* _Task_
Every line of the entries below that mentions "irfandev" is to be copied out.

(Items from an interface collection)
---
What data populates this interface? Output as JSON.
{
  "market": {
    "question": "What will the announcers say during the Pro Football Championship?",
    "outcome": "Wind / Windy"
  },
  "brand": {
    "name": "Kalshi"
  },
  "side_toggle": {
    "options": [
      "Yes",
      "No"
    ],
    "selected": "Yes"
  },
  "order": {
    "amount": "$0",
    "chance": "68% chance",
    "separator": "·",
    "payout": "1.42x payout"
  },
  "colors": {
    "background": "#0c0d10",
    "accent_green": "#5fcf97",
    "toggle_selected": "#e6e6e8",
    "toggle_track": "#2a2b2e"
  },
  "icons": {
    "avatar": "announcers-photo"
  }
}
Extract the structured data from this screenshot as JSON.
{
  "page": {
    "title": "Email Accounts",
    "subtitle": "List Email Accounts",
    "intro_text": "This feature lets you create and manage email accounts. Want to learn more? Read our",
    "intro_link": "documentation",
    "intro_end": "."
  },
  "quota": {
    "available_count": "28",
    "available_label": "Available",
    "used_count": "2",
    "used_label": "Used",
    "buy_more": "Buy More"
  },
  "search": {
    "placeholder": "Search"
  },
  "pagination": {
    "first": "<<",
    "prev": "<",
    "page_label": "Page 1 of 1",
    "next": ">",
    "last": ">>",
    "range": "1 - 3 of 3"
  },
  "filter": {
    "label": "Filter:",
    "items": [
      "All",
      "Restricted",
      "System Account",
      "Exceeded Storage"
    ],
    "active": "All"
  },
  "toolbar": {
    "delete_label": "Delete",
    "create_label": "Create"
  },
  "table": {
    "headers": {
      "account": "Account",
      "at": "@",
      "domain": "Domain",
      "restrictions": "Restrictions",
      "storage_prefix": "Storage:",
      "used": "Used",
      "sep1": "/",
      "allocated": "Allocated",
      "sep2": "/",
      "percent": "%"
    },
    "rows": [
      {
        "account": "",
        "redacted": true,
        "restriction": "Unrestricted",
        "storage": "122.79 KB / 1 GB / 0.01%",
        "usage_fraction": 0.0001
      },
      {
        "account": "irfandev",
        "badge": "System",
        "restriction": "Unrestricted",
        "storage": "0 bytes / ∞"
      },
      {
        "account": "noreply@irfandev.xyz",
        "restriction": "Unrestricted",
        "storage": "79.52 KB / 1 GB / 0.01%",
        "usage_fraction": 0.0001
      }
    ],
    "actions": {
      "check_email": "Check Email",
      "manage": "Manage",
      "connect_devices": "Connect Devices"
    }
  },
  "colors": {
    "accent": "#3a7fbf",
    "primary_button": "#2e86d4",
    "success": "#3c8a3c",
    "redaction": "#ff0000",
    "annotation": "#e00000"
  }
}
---
* _Exercise answer_
        "account": "irfandev",
        "account": "noreply@irfandev.xyz",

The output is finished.